- Other comprehensive income includes such things as foreign exchange translation adjustments with respect to buildings, plant, and other facilities located overseas and changes in the valuation of assets in the pension fund – these are not passed through net income as they fluctuate without affecting operations and can easily reverse in a following period. Nevertheless, they do impact the value of shareholders’ equity at any point in time. For Apple, these items were negative, decreasing equity by $9.792 billion over the 6.75-year period. This was primarily due to recording a loss due to a change in fair value of marketable debt securities in FY 2022.
- There were share issues to employees, and these were a significant expense items. The amounts recorded in the income statement and in shareholders’ equity, for equity awards to staff totaled $25.661 billion ($1.43 EPS effect) over the 6.75 year period. However, the market value of these shares is estimated to be $71.334 billion ($4.11 EPS effect). The understatement of expense by ~$45 billion is material in the context of GAAP earnings total of ~$489 billion over the 6.75-year period and is concerning from a “leaky equity bucket” aspect.
- By the time we take the above-mentioned items into account, we find, over the 6.75-year period, the reported non-GAAP EPS of $127.91 ($489.071 billion) has decreased to $124.65 ($433.606 billion), added to funds from operations available for distribution to shareholders.
- Distributions totaled $501.581 billion, comprised of dividends of $95.185 billion and share repurchases, net of issues to staff, of $406.396 billion. These distributions of $501.581 billion exceeded the $433.606 billion of funds available from operations, resulting in the $67.975 billion reduction in Shareholders’ equity per Table 4.1 above. The inescapable conclusion is Apple has gone beyond using surplus cash for share repurchases and are borrowing funds for this purpose.
Summary and Conclusions

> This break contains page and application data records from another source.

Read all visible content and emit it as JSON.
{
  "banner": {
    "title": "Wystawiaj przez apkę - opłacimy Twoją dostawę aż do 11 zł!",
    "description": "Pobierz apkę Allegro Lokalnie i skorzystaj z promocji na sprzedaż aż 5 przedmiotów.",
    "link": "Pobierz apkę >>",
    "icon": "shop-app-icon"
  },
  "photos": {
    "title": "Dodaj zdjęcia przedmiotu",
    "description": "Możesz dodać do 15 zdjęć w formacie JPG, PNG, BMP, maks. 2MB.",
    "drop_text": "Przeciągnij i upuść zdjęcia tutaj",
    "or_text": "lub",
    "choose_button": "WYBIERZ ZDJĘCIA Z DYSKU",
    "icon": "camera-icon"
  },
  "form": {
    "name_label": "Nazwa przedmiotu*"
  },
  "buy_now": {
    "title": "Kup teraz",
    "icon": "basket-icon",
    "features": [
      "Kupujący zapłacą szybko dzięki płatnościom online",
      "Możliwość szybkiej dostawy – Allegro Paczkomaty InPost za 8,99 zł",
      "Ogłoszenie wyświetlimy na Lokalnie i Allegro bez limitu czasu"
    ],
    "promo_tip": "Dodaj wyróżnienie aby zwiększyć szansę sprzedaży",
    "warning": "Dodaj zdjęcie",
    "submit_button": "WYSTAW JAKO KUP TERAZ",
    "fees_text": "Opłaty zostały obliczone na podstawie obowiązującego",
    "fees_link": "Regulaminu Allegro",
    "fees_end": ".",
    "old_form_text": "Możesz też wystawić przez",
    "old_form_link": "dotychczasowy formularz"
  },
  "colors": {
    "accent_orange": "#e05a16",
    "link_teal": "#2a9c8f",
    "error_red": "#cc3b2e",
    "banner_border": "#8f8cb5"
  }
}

Apple’s share price is supported by a multiple of 29.06 and it is believed the greater likelihood is this multiple will move back towards the lower historical average of 22.34. Even at a multiple of 26.0 indicative returns through the end of 2024 based on analysts’ consensus EPS estimates is a low 2.8% per year. The wide range of analysts’ EPS estimates suggests a high degree of uncertainty in relation to future earnings. While continuing share repurchases could continue to boost EPS the current share price does not make share repurchases as attractive as in the past, particularly where funded by increases in net debt. Taking all of the foregoing into account, Apple is downgraded from Buy to Sell.